■ ABOUT THIS EXERCISE
Among the entries, find the lines with the string "labels" and copy them.

■ Dataset rows describing interfaces
###

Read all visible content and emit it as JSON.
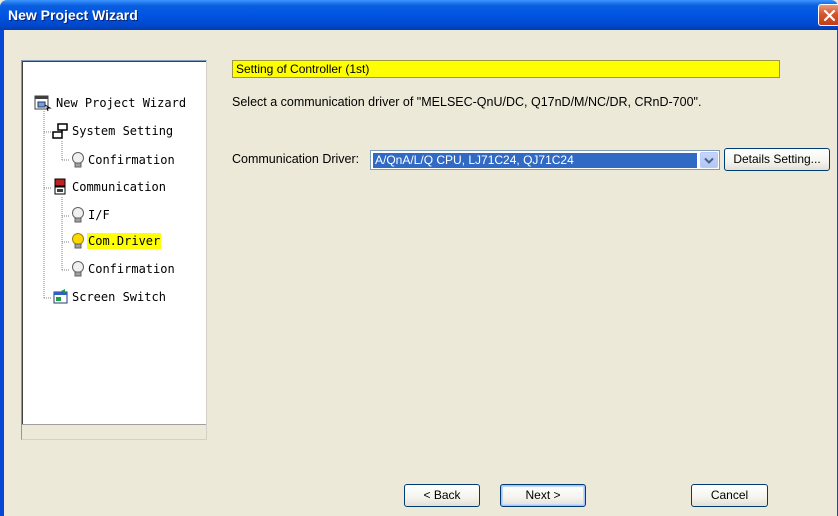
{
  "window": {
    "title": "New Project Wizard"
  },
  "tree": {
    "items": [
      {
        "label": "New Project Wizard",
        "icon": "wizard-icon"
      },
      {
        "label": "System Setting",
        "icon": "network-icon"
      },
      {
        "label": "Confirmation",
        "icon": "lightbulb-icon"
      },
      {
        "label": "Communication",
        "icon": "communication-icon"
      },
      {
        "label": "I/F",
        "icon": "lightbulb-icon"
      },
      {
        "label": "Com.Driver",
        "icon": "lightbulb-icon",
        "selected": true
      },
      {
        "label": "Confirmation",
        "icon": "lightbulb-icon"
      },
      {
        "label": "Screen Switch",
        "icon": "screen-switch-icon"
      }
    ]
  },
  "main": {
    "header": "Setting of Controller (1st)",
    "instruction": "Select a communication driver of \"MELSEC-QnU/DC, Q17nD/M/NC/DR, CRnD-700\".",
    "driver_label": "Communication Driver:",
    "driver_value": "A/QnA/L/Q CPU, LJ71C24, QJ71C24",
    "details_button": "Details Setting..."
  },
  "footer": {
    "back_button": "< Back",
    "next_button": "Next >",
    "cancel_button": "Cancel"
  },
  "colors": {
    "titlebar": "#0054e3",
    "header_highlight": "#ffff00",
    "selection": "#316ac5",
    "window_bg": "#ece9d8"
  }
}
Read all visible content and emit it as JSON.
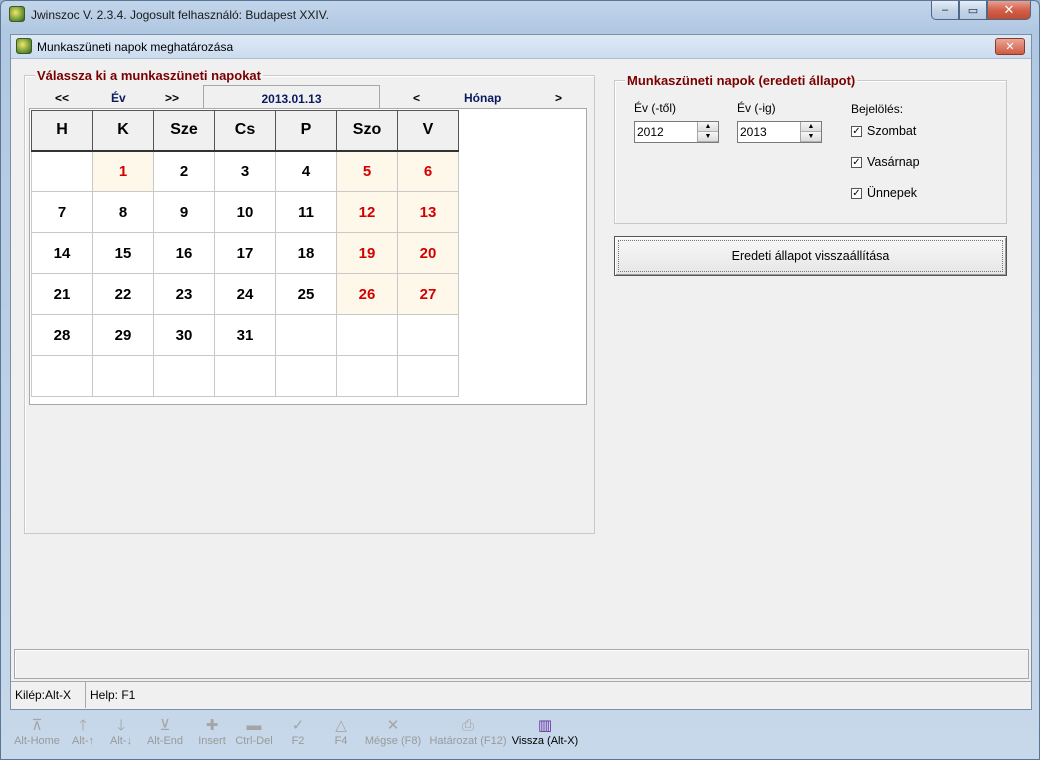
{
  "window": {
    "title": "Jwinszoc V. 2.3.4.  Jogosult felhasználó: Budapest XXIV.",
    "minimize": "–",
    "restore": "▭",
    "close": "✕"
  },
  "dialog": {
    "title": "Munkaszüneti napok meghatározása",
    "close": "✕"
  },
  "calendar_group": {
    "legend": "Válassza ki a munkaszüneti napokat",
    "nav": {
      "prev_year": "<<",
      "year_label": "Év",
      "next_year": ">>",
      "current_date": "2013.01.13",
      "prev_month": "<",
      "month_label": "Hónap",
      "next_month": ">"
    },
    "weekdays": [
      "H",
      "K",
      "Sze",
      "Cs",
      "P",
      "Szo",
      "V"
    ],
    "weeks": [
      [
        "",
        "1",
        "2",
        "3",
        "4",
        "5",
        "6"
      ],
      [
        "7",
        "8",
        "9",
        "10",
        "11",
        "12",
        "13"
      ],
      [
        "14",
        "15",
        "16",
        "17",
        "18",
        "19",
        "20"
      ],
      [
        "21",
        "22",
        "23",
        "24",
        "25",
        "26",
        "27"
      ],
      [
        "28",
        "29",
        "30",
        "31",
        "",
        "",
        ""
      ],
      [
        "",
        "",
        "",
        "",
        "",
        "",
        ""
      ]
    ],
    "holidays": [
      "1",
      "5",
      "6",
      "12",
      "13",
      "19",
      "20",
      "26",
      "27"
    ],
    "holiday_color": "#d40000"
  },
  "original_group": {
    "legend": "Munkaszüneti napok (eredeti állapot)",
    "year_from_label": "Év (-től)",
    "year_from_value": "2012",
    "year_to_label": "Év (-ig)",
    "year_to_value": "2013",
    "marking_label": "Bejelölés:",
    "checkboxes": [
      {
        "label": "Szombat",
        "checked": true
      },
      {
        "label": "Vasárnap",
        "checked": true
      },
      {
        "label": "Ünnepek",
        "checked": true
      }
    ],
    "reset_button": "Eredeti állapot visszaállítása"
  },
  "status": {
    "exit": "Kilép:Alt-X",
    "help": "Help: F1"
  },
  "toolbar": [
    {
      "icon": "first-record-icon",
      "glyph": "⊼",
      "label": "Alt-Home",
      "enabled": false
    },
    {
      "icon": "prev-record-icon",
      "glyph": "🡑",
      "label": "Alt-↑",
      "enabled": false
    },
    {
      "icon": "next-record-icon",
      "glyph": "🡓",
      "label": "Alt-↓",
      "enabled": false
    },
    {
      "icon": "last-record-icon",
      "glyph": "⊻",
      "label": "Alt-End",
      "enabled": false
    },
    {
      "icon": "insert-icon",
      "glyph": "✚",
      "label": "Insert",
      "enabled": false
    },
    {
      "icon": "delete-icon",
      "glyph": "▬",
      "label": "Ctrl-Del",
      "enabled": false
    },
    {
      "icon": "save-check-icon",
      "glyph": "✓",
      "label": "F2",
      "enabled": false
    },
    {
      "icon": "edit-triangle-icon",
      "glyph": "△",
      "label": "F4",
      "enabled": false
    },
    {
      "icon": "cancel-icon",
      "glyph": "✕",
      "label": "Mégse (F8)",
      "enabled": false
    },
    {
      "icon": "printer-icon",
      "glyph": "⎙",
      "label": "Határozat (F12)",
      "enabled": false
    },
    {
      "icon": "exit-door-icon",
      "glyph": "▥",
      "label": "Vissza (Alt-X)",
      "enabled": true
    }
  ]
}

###

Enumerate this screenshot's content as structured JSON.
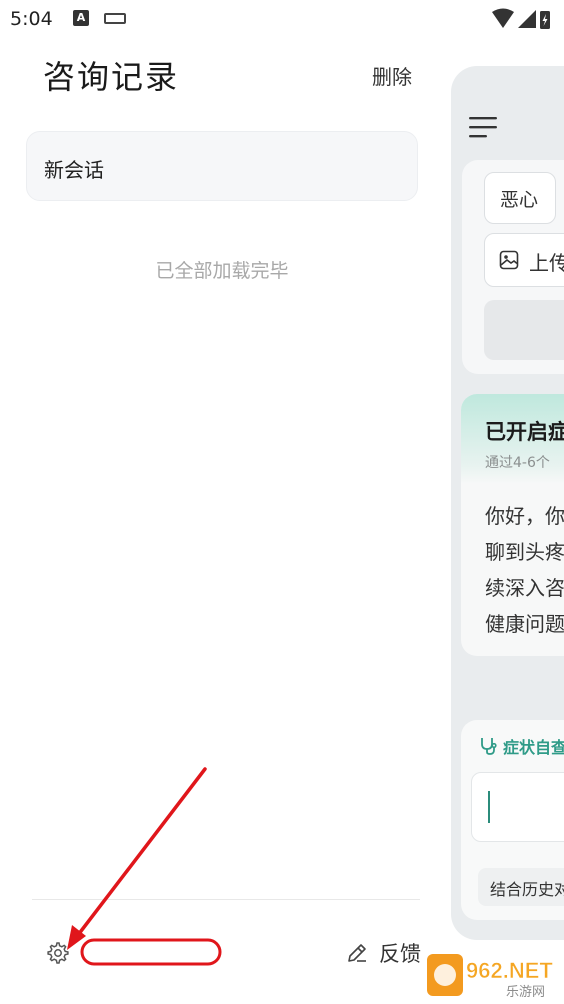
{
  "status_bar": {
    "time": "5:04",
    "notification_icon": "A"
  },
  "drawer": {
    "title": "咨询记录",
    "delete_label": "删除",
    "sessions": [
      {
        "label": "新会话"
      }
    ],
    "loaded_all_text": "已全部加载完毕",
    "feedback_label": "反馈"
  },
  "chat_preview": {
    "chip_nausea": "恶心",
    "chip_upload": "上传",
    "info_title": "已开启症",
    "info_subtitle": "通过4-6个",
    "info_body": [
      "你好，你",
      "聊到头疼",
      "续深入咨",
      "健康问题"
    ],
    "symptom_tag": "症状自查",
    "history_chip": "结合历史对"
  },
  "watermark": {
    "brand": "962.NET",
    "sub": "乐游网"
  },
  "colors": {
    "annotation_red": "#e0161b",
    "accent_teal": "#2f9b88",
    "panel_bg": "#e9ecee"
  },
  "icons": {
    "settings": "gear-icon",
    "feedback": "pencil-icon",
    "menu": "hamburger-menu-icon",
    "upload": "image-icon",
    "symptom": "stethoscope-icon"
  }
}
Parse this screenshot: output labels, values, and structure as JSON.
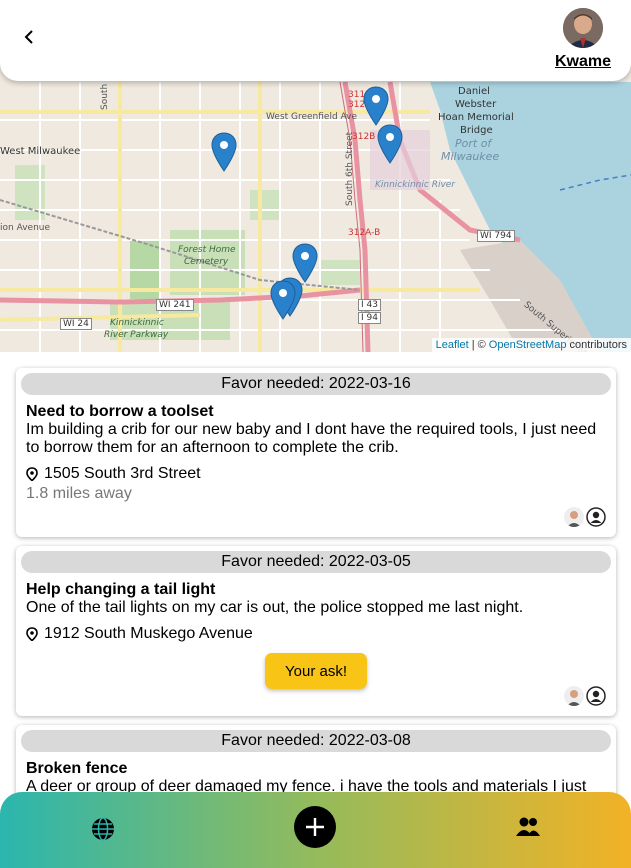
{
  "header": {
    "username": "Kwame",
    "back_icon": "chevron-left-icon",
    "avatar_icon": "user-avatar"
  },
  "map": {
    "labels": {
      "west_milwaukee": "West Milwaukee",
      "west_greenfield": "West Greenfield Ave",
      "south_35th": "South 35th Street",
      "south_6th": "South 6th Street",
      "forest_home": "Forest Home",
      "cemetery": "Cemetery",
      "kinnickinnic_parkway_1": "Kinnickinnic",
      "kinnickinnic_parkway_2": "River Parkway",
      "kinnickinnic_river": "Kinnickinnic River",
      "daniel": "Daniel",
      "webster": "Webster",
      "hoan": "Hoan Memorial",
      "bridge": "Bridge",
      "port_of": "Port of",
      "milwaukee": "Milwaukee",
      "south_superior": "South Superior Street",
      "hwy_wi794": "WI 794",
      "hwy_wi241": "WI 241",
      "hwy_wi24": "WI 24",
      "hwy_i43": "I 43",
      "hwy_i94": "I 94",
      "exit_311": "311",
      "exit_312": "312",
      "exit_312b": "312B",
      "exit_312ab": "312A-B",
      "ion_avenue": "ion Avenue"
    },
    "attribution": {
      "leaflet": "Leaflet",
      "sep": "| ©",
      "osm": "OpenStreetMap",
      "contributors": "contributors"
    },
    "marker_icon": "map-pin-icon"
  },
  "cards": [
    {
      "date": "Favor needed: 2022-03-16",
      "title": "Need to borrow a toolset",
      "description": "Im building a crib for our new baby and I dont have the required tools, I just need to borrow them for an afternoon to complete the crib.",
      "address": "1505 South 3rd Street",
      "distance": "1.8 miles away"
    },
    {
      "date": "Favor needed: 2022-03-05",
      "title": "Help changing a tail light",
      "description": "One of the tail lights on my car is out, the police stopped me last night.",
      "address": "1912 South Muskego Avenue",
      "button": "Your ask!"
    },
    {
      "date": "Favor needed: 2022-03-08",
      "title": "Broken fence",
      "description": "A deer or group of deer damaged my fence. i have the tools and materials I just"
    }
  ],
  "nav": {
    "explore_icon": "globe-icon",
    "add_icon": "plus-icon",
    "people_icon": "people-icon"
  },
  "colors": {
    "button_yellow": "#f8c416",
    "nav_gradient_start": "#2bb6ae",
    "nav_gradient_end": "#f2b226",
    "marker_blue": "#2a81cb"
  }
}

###

■ SOLUTION FOR THIS PROBLEM
Parse this screenshot: output labels, values, and structure as JSON.
    "labels": {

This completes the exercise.